Drawn to theatre as a means of reinventing herself, Valk entered New York University's drama department at 19 and spent two years studying with world-renowned acting teacher Stella Adler before encountering Elizabeth LeCompte, The Wooster Group's director, and the troupe's other co-founders at NYU's then-new Experimental Theatre Wing. In 1979, she joined the collaborative ensemble, first making costumes, then as a stage manager, and, finally, in 1981, performing her first role in Route 1 & 9, a controversial version of Thornton Wilder's Our Town in which the Group recreated black vaudeville routines. She has acted in every Wooster Group play ever since. “I have so much power and liberty working with the Wooster Group at the Performing Garage,” she says.
Valk's lifetime of unorthodox portrayals include pivotal performances in L.S.D. (…Just the High Points…) (1984), based on Arthur Miller's The Crucible, and Brace Up!, from Chekhov's Three Sisters (1991). More recently, she has appeared in such deconstructed classics as the Gertrude Stein-inspired House/Lights (1997/2005); Eugene O'Neill's The Emperor Jones (1993/2007), in which, in blackface and a Kabuki-influenced costume, she transgressed the boundaries of race and gender; and an avant-garde Hamlet (2006/2007), playing Gertrude and Ophelia.

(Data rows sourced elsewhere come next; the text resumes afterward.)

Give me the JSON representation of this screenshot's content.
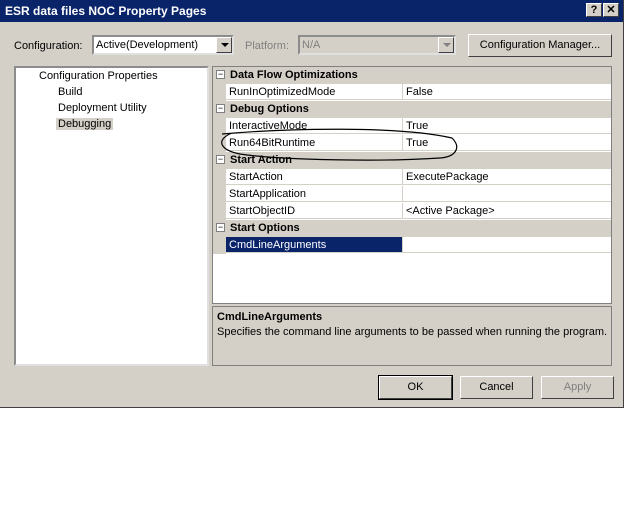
{
  "window": {
    "title": "ESR data files NOC Property Pages",
    "help_button": "?",
    "close_button": "✕"
  },
  "toolbar": {
    "configuration_label": "Configuration:",
    "configuration_value": "Active(Development)",
    "platform_label": "Platform:",
    "platform_value": "N/A",
    "config_manager_button": "Configuration Manager..."
  },
  "tree": {
    "root": "Configuration Properties",
    "items": [
      {
        "label": "Build"
      },
      {
        "label": "Deployment Utility"
      },
      {
        "label": "Debugging"
      }
    ]
  },
  "grid": {
    "categories": [
      {
        "name": "Data Flow Optimizations",
        "rows": [
          {
            "name": "RunInOptimizedMode",
            "value": "False"
          }
        ]
      },
      {
        "name": "Debug Options",
        "rows": [
          {
            "name": "InteractiveMode",
            "value": "True"
          },
          {
            "name": "Run64BitRuntime",
            "value": "True"
          }
        ]
      },
      {
        "name": "Start Action",
        "rows": [
          {
            "name": "StartAction",
            "value": "ExecutePackage"
          },
          {
            "name": "StartApplication",
            "value": ""
          },
          {
            "name": "StartObjectID",
            "value": "<Active Package>"
          }
        ]
      },
      {
        "name": "Start Options",
        "rows": [
          {
            "name": "CmdLineArguments",
            "value": ""
          }
        ]
      }
    ],
    "collapse_glyph": "⊟"
  },
  "description": {
    "title": "CmdLineArguments",
    "text": "Specifies the command line arguments to be passed when running the program."
  },
  "buttons": {
    "ok": "OK",
    "cancel": "Cancel",
    "apply": "Apply"
  },
  "colors": {
    "titlebar": "#0a246a",
    "face": "#d4d0c8",
    "selection": "#0a246a"
  }
}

Although she has also appeared in films by directors Jonathan Demme, Raúl Ruiz and Peter Sellars, Valk is a consummate stage actress who has received numerous awards for her work, among them an OBIE for Sustained Excellence in Performance (1998) and a Bessie Award for Best Performer (2002).